Materials provided START

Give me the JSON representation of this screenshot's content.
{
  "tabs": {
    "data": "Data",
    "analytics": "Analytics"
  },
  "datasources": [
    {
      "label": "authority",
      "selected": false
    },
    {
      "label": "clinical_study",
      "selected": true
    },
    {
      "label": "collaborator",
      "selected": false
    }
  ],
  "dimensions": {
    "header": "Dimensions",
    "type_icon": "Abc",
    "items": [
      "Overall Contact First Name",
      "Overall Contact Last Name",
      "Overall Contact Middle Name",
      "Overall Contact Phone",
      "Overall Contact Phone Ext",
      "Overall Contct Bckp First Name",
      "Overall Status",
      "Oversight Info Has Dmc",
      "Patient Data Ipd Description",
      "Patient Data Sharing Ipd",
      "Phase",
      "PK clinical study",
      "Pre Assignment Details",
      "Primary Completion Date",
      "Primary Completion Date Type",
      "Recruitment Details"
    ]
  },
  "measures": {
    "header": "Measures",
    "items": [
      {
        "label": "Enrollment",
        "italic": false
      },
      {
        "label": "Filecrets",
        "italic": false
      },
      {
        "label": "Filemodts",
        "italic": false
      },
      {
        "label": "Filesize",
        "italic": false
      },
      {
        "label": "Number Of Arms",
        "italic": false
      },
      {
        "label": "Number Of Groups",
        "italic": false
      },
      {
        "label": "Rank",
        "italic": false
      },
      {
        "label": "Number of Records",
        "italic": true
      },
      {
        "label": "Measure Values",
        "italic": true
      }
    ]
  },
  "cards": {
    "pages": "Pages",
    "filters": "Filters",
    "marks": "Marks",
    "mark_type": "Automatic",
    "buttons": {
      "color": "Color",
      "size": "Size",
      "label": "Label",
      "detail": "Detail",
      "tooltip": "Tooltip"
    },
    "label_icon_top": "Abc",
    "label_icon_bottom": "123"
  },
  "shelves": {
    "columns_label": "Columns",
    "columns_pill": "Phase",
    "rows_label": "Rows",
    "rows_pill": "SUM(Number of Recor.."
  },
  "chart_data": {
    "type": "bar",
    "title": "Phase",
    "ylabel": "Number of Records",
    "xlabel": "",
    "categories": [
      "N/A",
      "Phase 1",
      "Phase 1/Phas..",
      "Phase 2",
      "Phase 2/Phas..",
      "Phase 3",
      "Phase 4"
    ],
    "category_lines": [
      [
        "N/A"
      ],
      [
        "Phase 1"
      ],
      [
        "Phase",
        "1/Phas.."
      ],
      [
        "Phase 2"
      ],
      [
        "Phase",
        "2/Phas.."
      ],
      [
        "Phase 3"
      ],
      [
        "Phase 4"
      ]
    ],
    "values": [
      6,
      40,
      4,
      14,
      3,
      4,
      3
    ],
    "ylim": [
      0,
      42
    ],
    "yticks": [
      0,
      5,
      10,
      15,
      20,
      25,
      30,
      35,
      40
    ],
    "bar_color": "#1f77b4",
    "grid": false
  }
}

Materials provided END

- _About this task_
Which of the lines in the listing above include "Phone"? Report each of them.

- _Final answer_
      "Overall Contact Phone",
      "Overall Contact Phone Ext",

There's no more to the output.